Interface dataset entries:
= Beginning of Section =

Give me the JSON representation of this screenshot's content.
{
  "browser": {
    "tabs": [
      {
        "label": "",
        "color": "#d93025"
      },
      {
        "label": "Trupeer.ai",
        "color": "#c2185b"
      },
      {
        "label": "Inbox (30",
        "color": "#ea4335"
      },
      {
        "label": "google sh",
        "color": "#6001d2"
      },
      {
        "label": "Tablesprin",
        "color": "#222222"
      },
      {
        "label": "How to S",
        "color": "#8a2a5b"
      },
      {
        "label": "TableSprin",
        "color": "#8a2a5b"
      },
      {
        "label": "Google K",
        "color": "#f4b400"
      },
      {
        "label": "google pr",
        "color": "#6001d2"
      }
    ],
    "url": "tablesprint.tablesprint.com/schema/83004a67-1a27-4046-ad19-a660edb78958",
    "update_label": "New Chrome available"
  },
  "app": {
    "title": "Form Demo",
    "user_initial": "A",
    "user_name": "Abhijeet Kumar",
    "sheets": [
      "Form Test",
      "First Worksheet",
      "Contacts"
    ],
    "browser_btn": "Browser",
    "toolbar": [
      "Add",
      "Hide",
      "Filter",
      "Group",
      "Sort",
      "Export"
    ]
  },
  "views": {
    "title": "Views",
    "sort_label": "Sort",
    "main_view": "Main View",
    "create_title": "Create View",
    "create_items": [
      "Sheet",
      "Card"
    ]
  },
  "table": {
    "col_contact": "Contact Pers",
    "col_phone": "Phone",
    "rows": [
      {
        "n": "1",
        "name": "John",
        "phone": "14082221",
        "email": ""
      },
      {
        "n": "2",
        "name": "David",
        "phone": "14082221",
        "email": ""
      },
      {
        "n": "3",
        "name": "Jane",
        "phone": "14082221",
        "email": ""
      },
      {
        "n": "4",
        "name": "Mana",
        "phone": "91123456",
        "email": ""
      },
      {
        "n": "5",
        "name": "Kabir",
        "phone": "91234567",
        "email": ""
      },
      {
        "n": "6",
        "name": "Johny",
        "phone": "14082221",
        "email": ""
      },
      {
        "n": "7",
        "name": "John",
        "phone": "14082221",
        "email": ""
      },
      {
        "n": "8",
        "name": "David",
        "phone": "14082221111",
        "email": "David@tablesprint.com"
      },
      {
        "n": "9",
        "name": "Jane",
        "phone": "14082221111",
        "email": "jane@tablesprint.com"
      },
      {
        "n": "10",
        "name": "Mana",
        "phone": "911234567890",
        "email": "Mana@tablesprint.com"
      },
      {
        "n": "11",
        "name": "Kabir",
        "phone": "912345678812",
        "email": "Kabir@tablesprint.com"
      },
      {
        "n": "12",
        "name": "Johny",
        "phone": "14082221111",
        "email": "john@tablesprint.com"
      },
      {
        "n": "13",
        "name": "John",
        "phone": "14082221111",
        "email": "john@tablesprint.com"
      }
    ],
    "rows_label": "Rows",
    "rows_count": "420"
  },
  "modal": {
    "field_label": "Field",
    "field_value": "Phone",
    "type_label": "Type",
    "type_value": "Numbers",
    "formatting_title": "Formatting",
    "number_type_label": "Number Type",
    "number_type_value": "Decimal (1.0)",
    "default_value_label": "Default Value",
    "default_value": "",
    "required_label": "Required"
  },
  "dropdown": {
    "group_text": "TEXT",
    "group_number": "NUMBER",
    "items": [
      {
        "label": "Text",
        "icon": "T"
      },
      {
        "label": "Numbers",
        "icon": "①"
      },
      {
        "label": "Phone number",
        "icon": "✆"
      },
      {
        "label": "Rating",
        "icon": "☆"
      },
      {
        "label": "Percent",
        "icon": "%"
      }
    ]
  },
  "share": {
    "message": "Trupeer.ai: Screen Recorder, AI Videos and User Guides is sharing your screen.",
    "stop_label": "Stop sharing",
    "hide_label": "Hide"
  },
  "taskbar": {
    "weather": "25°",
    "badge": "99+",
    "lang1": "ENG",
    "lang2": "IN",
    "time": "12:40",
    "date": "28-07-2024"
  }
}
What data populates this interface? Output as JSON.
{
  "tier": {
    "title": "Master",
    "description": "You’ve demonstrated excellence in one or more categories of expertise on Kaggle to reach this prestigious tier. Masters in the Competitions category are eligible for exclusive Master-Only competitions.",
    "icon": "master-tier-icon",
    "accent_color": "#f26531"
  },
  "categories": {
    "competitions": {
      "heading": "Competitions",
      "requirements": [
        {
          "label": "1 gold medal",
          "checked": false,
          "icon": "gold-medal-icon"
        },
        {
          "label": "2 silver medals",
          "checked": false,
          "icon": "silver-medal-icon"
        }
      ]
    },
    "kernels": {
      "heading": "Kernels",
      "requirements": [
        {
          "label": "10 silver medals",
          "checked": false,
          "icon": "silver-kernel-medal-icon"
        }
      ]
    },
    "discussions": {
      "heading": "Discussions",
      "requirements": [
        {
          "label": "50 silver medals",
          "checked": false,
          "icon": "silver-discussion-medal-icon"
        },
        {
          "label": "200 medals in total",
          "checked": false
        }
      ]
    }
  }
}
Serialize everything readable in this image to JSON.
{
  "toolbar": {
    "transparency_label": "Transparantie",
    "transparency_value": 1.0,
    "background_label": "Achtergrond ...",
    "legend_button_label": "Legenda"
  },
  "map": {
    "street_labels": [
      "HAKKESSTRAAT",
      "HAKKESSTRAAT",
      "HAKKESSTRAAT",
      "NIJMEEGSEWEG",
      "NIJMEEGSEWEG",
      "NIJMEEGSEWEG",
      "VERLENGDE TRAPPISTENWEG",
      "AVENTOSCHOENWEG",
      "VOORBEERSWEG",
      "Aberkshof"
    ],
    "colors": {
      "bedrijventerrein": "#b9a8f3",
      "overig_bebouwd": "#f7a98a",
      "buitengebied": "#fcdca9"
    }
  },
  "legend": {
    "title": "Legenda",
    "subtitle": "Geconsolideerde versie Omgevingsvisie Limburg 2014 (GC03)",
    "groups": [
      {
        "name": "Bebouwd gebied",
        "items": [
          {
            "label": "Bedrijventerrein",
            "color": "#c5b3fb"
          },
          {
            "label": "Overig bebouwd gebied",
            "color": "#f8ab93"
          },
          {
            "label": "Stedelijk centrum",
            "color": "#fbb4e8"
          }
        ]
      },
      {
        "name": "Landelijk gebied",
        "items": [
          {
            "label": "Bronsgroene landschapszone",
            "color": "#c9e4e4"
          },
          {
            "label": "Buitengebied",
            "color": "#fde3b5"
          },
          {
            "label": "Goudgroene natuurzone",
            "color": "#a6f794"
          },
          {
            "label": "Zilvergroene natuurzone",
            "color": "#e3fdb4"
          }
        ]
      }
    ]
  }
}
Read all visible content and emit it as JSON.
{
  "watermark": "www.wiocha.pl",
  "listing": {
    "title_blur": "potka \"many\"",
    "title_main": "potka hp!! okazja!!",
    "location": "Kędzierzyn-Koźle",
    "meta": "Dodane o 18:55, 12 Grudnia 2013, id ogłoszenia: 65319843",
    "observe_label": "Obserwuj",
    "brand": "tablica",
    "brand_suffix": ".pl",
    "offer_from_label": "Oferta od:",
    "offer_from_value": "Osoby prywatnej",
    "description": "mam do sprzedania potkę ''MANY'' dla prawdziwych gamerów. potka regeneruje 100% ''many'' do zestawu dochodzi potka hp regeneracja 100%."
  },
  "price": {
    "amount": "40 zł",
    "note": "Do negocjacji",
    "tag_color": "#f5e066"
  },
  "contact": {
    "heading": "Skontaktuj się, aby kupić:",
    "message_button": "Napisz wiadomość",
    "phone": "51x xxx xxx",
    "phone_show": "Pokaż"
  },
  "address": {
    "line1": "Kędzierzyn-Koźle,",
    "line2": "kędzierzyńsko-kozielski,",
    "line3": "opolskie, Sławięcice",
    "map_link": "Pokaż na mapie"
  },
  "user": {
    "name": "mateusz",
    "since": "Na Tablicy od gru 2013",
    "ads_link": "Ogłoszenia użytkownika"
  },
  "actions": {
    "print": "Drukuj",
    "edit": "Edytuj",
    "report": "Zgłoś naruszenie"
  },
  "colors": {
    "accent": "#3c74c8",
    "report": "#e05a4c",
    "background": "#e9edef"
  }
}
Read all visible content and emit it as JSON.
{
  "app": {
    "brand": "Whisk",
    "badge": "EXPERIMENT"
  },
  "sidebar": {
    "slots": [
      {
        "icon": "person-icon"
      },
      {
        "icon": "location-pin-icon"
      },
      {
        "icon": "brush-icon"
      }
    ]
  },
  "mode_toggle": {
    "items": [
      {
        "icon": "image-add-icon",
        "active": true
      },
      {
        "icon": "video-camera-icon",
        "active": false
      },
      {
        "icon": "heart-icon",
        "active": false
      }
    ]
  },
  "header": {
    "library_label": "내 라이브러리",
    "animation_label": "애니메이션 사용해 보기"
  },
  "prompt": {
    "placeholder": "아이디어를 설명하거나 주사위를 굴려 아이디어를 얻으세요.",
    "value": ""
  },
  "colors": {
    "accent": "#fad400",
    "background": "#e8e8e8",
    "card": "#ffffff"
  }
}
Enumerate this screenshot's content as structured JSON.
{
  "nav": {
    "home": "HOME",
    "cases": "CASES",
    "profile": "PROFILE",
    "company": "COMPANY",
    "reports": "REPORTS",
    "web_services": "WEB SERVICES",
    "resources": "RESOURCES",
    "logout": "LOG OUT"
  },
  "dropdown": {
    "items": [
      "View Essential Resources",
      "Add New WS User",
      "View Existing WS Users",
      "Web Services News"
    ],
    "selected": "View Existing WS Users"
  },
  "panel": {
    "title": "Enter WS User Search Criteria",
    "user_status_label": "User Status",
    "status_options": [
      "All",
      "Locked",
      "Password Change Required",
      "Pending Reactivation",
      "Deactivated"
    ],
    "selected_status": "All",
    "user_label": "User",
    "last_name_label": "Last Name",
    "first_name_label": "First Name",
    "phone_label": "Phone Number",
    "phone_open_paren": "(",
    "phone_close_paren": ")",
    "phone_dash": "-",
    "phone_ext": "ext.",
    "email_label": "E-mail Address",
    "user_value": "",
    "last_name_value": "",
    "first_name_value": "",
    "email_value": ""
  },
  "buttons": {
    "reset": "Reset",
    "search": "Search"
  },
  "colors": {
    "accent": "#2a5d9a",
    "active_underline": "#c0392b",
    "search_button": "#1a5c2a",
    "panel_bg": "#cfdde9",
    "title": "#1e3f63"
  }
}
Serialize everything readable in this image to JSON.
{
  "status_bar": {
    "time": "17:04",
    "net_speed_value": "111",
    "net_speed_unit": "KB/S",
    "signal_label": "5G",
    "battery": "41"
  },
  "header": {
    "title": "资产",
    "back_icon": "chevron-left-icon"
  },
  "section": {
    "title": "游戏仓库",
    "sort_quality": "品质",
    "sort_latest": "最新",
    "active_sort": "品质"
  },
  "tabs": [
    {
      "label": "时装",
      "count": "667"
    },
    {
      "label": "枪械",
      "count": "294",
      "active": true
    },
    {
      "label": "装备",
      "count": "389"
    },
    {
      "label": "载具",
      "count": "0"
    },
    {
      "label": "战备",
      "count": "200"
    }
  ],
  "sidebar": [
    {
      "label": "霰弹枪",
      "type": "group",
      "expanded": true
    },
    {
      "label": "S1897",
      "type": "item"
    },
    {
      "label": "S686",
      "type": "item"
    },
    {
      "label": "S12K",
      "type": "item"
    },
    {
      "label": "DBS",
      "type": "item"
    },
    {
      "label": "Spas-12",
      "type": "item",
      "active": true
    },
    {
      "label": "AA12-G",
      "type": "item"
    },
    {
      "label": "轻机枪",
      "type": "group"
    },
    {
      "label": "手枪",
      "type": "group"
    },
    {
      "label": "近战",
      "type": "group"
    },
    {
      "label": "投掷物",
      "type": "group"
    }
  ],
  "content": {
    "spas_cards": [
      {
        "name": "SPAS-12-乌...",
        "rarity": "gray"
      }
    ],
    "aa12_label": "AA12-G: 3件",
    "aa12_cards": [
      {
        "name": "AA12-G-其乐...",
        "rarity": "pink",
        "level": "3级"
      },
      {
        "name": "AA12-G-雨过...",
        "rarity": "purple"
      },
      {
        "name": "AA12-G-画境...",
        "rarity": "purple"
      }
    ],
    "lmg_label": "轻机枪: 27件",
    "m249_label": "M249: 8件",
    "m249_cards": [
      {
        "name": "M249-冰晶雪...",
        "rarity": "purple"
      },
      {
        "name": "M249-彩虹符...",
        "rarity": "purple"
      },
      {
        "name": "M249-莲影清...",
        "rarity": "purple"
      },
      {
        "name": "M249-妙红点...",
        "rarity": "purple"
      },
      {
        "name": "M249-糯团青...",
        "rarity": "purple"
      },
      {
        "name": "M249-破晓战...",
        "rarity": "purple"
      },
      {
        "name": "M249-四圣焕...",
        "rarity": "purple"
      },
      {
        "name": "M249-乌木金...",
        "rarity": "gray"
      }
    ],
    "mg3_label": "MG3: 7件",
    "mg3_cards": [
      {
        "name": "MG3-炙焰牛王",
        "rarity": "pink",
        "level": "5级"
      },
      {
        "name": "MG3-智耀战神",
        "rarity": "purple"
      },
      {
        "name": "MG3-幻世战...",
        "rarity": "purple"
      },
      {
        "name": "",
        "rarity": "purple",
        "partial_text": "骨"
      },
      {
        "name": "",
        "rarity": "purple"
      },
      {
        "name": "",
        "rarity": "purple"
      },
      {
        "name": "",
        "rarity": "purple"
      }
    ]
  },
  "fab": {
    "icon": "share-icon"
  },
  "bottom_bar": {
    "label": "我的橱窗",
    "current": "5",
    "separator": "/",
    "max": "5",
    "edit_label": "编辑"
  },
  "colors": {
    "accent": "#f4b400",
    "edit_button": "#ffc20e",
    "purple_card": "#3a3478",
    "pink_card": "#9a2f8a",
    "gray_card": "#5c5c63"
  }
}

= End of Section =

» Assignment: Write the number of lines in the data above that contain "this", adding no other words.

» Problem solution: 6